Carol Wallace, like many runners in the Governor’s Cup half marathon, is using the Nov. 9 event to gauge her fitness for a marathon in early 2014.
But for the Blythewood resident, the journey to that next marathon has been different than most. She was a half mile from the finish at the Boston Marathon this year when the bombs exploded. After much internal debate, she accepted the Boston race organizers’ offer to let 2013 non-finishers return in 2014.
“It was not a no-brainer,” Wallace said of the decision to run Boston again. “I had to decide if that was what I wanted to do. I don’t know how to explain how I felt about it.”
The 2013 event was her second attempt at Boston, and she had crossed the finish joyfully in 2012. Until the bombs exploded, the 2013 race was near perfection for her.
“I was having a great time,” she said. “I took my camera, and I was taking pictures along the way. The crowd, the weather, everything was good up until it was stopped.”
Then all hell broke loose.
“About a half mile from the finish, everyone was stopped,” Wallace said. “I was thinking, ‘What’s going on?’ ”
It didn’t take long for someone in the crowd to let them know, there were bombs at the finish line.
“My first thought was, ‘Where is my family?’ I knew my husband was near the finish line,” Wallace said.
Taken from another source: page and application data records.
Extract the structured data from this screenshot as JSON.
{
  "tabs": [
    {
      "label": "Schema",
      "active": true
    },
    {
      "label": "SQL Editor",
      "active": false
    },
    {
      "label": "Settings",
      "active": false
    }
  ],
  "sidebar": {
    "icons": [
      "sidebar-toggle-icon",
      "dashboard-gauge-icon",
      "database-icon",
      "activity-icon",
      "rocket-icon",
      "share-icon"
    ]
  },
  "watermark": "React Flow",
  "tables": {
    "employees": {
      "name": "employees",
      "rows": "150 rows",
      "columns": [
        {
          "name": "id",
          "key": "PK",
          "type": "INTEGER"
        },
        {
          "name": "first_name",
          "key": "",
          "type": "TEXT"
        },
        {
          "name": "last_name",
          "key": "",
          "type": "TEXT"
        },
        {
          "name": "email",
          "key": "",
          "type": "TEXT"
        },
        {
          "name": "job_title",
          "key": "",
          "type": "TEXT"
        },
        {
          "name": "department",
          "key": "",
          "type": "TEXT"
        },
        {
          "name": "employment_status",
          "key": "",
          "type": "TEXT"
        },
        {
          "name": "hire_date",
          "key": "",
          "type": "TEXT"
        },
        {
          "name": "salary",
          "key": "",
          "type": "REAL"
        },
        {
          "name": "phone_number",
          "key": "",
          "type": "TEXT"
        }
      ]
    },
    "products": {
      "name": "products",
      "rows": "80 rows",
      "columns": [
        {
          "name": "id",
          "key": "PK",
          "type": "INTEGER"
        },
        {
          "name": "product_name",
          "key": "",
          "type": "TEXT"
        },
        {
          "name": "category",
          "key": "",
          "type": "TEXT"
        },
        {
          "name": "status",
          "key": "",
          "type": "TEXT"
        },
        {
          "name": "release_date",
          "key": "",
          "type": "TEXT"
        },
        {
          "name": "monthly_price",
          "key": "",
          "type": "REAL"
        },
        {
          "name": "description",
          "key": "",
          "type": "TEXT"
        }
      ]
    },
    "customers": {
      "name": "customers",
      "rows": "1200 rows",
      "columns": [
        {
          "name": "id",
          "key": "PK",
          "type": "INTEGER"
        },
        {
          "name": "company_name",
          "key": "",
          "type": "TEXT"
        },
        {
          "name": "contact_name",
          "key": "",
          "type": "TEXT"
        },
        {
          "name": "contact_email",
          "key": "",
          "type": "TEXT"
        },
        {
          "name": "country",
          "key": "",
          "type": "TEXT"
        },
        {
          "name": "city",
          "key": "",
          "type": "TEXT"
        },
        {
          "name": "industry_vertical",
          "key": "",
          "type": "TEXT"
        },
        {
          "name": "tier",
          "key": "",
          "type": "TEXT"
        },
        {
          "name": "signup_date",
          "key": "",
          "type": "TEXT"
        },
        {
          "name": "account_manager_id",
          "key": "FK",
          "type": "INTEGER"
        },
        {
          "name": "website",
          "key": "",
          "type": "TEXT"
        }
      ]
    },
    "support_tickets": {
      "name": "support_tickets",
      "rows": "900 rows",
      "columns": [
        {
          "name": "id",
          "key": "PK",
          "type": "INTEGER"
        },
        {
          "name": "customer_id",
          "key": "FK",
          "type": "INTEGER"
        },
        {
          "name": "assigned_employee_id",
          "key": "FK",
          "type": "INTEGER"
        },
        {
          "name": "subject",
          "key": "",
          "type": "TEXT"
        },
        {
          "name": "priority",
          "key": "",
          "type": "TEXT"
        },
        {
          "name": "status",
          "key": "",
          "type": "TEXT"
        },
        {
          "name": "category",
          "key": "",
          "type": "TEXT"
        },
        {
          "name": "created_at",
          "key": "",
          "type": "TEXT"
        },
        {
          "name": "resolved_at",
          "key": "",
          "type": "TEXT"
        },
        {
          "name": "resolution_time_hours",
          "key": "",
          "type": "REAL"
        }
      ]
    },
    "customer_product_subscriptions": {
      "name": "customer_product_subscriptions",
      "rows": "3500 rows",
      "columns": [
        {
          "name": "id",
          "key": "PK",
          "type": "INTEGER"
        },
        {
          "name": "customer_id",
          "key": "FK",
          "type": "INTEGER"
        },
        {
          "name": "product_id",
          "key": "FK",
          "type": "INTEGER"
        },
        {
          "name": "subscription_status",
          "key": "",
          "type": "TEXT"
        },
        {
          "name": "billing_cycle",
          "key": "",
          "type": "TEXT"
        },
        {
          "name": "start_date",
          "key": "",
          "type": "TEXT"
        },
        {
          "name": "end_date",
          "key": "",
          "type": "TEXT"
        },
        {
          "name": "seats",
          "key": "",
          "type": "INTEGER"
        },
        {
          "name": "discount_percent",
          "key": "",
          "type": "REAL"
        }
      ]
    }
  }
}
She borrowed a phone from “a friend I had just met” and tried to text her husband, Braden, but communications lines were jammed in downtown Boston.
The person who had lent a phone to several runners finally started getting incoming texts and passing them along. A simple question from the phone owner turned out to be some of the sweetest words Wallace had ever heard. “Whose area code is 803?” Braden was fine. He had been close enough to see the first explosion and hear the second, but he was unharmed.
People in the residential area where Wallace’s race had ended went into their homes to get water and jackets for runners stranded in the cold. After hours of waiting to be allowed to move around the city, Wallace finally made it back to her hotel.
Braden watched the TV coverage of the bombing all night. Carol sat in a chair with her back to the TV because she couldn’t bear watching.
“It was a surreal experience,” she said of the finish line chaos. “I wasn’t there. I was a half-mile out.”
Wallace, 56, had planned for her second Boston Marathon to be her last. Initially, when invited to return for 2014, she was leaning against it. Then a friend qualified for Boston for the first time, and Wallace decided she should be there with her friend. Also, even though she had finished Boston before, there was a little something nagging at her about not finishing in 2013.
“You can’t be a quitter and be a marathoner,” she said.
Another Midlands resident, Marie Bridges of Lexington, was a few miles behind Wallace at Boston. She ran nearly four miles after the bombing, with the crowds in the residential neighborhoods still cheering the runners. Then at the 25.5-mile mark, a race official told Bridges the race was over.
“What do you mean the race is over?” she asked, and only then did she hear about the bombing.
Like Wallace, Bridges relied on strangers to help her keep warm and get word to relatives she was OK. It was a few hours before she got back to her hotel, but she was out on a plane the next morning just as scheduled.
“It took awhile for it all to sink in because we weren’t there” at the finish line, Bridges said.
As soon as the Boston organizers invited the non-finishers back, Bridges started planning her return. “It’ll be bigger and better this time,” she said. “I already have my plane and hotel booked.”
Bridges, who retired in June after 32 years at Lexington Medical Center, opted not to run in the Governor’s Cup, which is sponsored by the medical center. Instead, she will ride portions of the course on a bike to encourage a son who is running his first half marathon. “I’m saving my 68-year-old knees for Boston,” she said.
For Wallace, the Governor’s Cup comes at the ideal time.
“It’s a really good race to see where you are, what your current fitness level is,” said Wallace, whose first half marathon was the 2002 Governor’s Cup. “The course IS challenging, but I run those streets all the time.”
After giving her body a little recovery time, she’ll start the 16-week regimen for Boston — training 50 to 80 miles per week. But this time, the preparation involves more than getting the legs and lungs ready. There’s a new aspect of dealing with the memories of 2013.
It’s not fear as much as a heightened awareness of her surroundings. When she attended a large running event in Baltimore in May as a spectator, “I picked out every SWAT team member I could find in the crowd,” she said.
Wallace even felt an odd pang one day while training at Riverfront Park when an ambulance’s siren wailed on a street nearby. Her third run in Boston definitely will have a different feel to it.
“I’ve got to prepare mentally as well as physically,” Wallace said. “I’m probably going to stop for a second where I had to stop last time. Then I will be thrilled to be able to take those last two turns. I can’t imagine what the finish line will be like.”